#1: “No. It was just swimming below him. Then he caught his wave and rode it in to the beach. He said that for the rest of the day he just stayed in shallow water close to the beach.”
#2: “He stayed in the water? If I saw something like that, I would be on solid ground a mile away from the water and wouldn’t go nearer to the ocean for the rest of the day.”
Sunday, child genius Random Granddaughter is coming to visit. As she does not have a driver’s license yet (as far as I know), I presume she will bring the mommies along. Mrs. Random and I always like to see Mama (my daughter) and Mommy (her out of law partner) along with her little highness (though she is not that little, already being tall enough to play center on a kindergarten woman’s basketball team).
After she announced at the age of five that her career goal was to be an artist (apparently displacing her goal at four of becoming a triple threat fire chief, railroad engineer, and ferry captain), I came up with an artistic commission for her. As I am not very close to my siblings, either geographically or emotionally, I cannot say for instance how old any of them are. However, I still remember the birthday of my brother B (who lives 3000 miles away in Portland, Maine) as well as the birthday of my sister D (who lives a hope skip and a jump away from brother B in Vermont, where she is head librarian of a small library) though they are not close at all for reasons I will not go into.

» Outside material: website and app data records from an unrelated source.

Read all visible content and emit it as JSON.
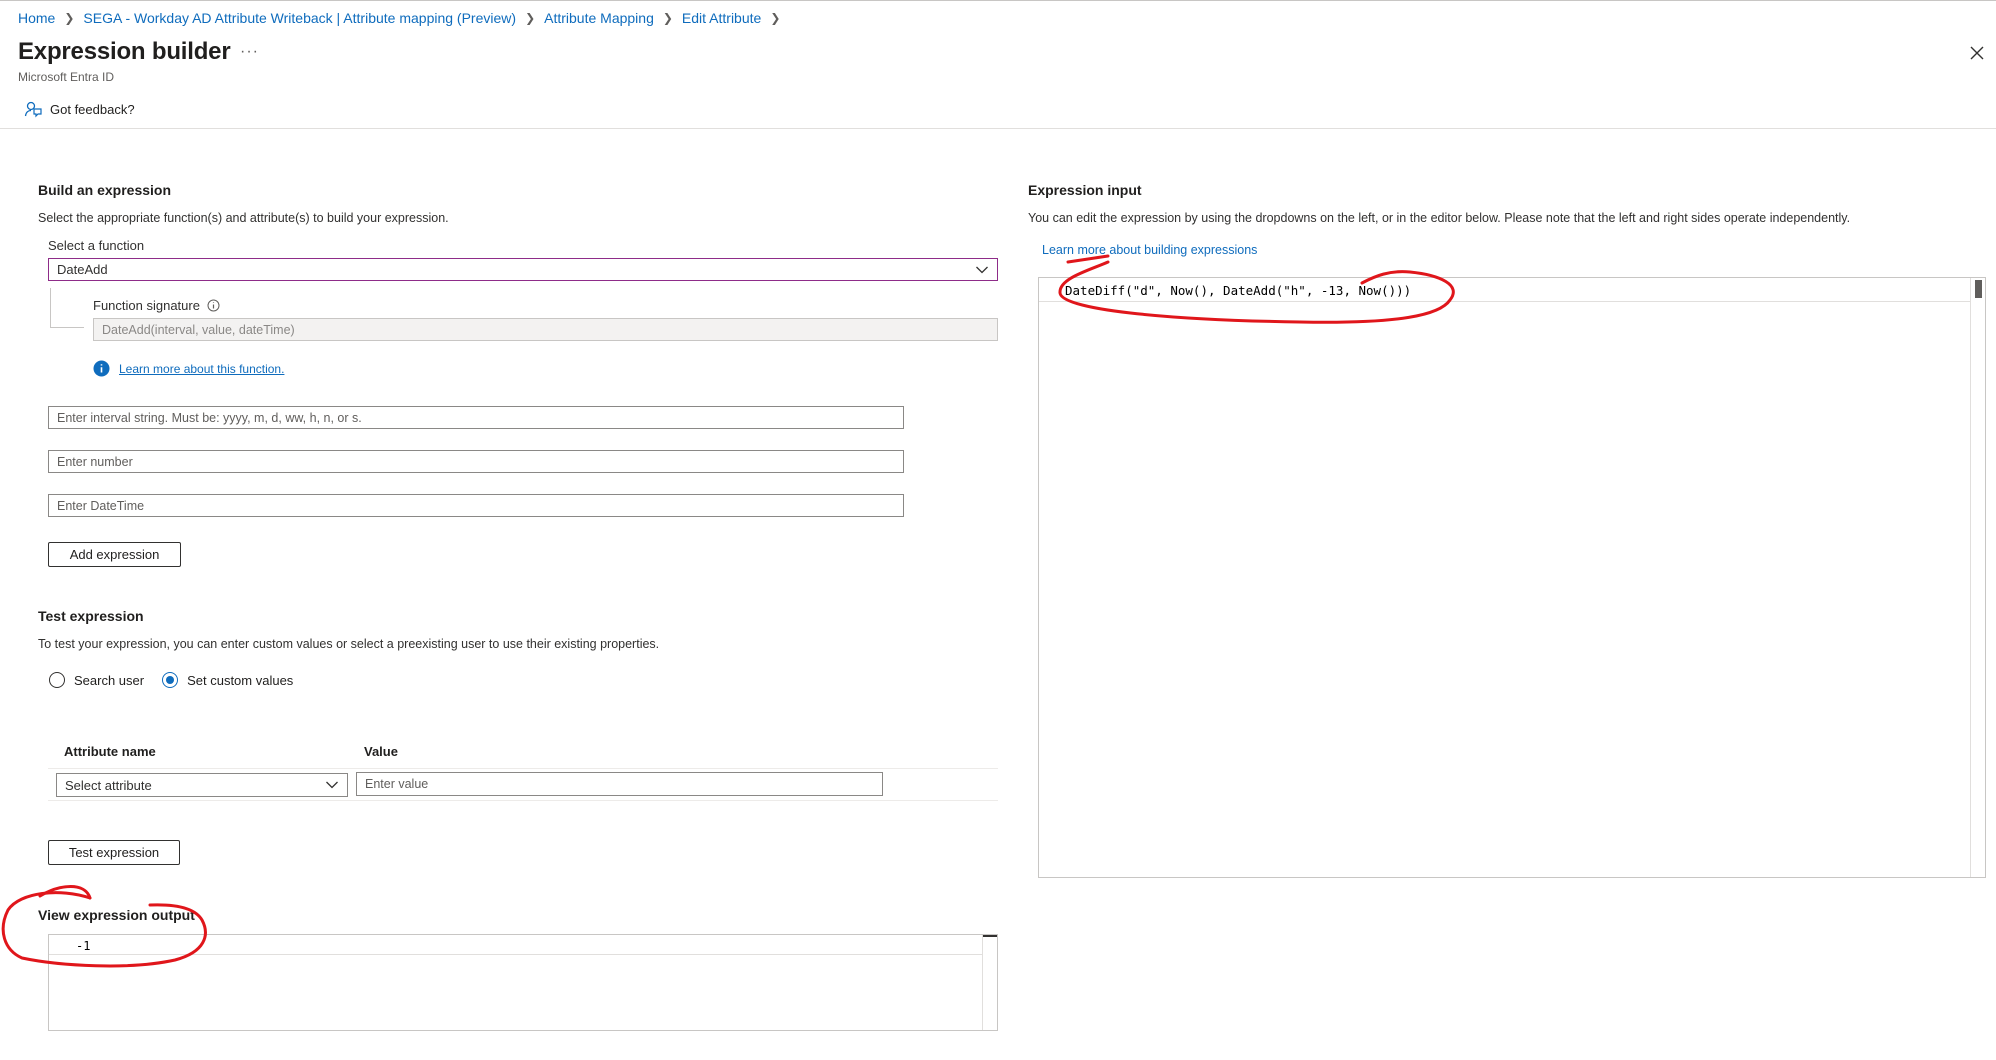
{
  "breadcrumb": [
    {
      "label": "Home"
    },
    {
      "label": "SEGA - Workday AD Attribute Writeback | Attribute mapping (Preview)"
    },
    {
      "label": "Attribute Mapping"
    },
    {
      "label": "Edit Attribute"
    }
  ],
  "header": {
    "title": "Expression builder",
    "more_label": "···",
    "subtitle": "Microsoft Entra ID",
    "feedback_label": "Got feedback?"
  },
  "build": {
    "heading": "Build an expression",
    "description": "Select the appropriate function(s) and attribute(s) to build your expression.",
    "function_label": "Select a function",
    "function_value": "DateAdd",
    "signature_label": "Function signature",
    "signature_value": "DateAdd(interval, value, dateTime)",
    "learn_function": "Learn more about this function.",
    "interval_placeholder": "Enter interval string. Must be: yyyy, m, d, ww, h, n, or s.",
    "number_placeholder": "Enter number",
    "datetime_placeholder": "Enter DateTime",
    "add_button": "Add expression"
  },
  "test": {
    "heading": "Test expression",
    "description": "To test your expression, you can enter custom values or select a preexisting user to use their existing properties.",
    "radio_search": "Search user",
    "radio_custom": "Set custom values",
    "selected_radio": "Set custom values",
    "col_attribute": "Attribute name",
    "col_value": "Value",
    "attribute_placeholder": "Select attribute",
    "value_placeholder": "Enter value",
    "test_button": "Test expression"
  },
  "output": {
    "heading": "View expression output",
    "value": "-1"
  },
  "input": {
    "heading": "Expression input",
    "description": "You can edit the expression by using the dropdowns on the left, or in the editor below. Please note that the left and right sides operate independently.",
    "learn_link": "Learn more about building expressions",
    "expression": "DateDiff(\"d\", Now(), DateAdd(\"h\", -13, Now()))"
  },
  "colors": {
    "link": "#0f6cbd",
    "focus_border": "#8e2c89",
    "annotation": "#e0161b"
  }
}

My other brother J is a little closer in Missouri, though beyond hope emotionally as he is bi-polar. I don’t want to go there as I am close enough already to that mental state. My other sister, P, lives even closer in California, and beyond beyond hope emotionally as she is a “born-again” religious fanatic and a narcissistic monster. I live next door to being a narcissistic monster myself, so I certainly don’t want to be any closer to sister P.
Brother B is about three years younger than I am. I thought to myself, I did not even wish him happy birthday for his 60th birthday. What a terrible big brother am I!
Through the mommies, I asked Random Granddaughter to create a birthday card for my brother in time for his birthday of June 2. A couple of weeks ago an envelope arrived in the mail, inside another envelope. The inner envelope which contained a couple of butterflies painted on it, was sealed. A note from my daughter said that neither she nor Mommy had seen the card as RG had painted it and sealed it into the envelope.
I sealed it in a fresh container envelope and mailed it to brother B in Maine. I emailed him a warning that he was about to receive a birthday card that no one had seen, so I was not sure it was decent and appropriate. A few days later he emailed me back that he had received the card and it was quite decent and appropriate.
I should tell him to hold onto the card and pass it on to his grandchildren (as yet unborn), as once RG becomes a famous artist, even her pre-kindergarten works will probably sell for millions of dollars at auction.